Concerns are also growing over a government crackdown on media that is hostile towards the Islamist President. A Cairo court recently ordered the detention of Islam Afifi, Editor-in-Chief of the independent Al Dostour on charges of fomenting sedition. Afifi was released shortly after his detention following the passage of a decree by President Morsi forbidding the detention of journalists in press-related crimes. Talk show host Tawfik Okasha , owner of the independent TV channel Fara’een also faces charges for inciting the murder of the President. Okasha has in turn filed a lawsuit against President Morsi and senior Muslim Brotherhood figures, accusing them of launching a campaign of hate mail and threatening him with death. The controversial TV presenter whose channel has been suspended by the government, alleges receiving messages in the mail threatening that he would be killed unless he apologised for opposing Morsi and the Brotherhood.
The suspension of Okasha’s TV channel, the confiscation of a Saturday edition of Al Dostour and the heavy censorship of articles and talk shows critical of Morsi and the Muslim Brotherhood are all part of the government crackdown on free expression that has fuelled concerns of a regression in new found press freedoms and a reversal to the old restrictive media atmosphere that prevailed under Mubarak. Not surprisingly, Morsi’s decision to end the pre-trial detention of journalists has been described by Freedom House as “mere window-dressing designed to draw attention away from the broader campaign against free expression in Egypt”.

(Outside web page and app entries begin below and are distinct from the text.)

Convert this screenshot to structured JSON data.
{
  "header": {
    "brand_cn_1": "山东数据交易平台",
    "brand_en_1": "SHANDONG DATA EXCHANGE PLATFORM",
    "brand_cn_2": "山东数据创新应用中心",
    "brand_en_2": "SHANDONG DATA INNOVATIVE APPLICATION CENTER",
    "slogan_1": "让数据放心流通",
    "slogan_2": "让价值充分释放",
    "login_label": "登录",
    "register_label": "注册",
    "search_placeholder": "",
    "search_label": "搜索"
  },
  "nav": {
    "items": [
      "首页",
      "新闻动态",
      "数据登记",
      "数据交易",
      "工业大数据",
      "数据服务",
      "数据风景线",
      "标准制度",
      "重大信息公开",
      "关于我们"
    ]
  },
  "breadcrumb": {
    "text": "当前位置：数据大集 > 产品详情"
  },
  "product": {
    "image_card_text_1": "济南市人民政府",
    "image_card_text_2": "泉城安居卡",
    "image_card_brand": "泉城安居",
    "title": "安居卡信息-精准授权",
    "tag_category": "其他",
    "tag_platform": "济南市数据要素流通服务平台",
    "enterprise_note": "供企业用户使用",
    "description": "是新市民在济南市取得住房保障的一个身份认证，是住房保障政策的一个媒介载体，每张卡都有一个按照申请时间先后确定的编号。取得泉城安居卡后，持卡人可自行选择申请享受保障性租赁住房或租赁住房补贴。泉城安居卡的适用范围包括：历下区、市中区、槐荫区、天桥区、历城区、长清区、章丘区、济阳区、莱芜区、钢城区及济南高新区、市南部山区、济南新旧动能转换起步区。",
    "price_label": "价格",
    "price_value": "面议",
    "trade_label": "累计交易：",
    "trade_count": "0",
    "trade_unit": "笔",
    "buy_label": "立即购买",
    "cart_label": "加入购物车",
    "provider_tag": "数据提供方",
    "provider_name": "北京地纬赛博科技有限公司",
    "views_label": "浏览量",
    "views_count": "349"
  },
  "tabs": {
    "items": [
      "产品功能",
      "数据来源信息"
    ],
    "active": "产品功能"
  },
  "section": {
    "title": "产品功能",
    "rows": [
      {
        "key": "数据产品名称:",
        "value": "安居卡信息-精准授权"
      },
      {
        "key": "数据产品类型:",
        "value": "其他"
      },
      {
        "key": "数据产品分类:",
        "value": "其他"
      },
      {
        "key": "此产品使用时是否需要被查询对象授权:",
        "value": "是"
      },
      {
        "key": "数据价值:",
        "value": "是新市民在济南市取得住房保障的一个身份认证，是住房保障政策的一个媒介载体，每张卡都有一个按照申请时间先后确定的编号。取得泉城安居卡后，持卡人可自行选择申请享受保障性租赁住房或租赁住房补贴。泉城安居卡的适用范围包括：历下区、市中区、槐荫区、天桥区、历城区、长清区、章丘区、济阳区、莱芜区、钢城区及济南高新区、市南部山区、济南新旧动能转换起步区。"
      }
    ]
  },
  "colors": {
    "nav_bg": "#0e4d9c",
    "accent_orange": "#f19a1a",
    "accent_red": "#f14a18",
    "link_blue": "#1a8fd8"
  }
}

Saber’s arrest is the latest in a string of assaults to silence free voices in the new Egypt where it appears little has changed more than a year and a half after the mass uprising that toppled the old authoritarian regime.
Journalist Shahira Amin resigned from her post as deputy head of state-run Nile TV in February 2011. Read why she resigned from the “propaganda machine” here.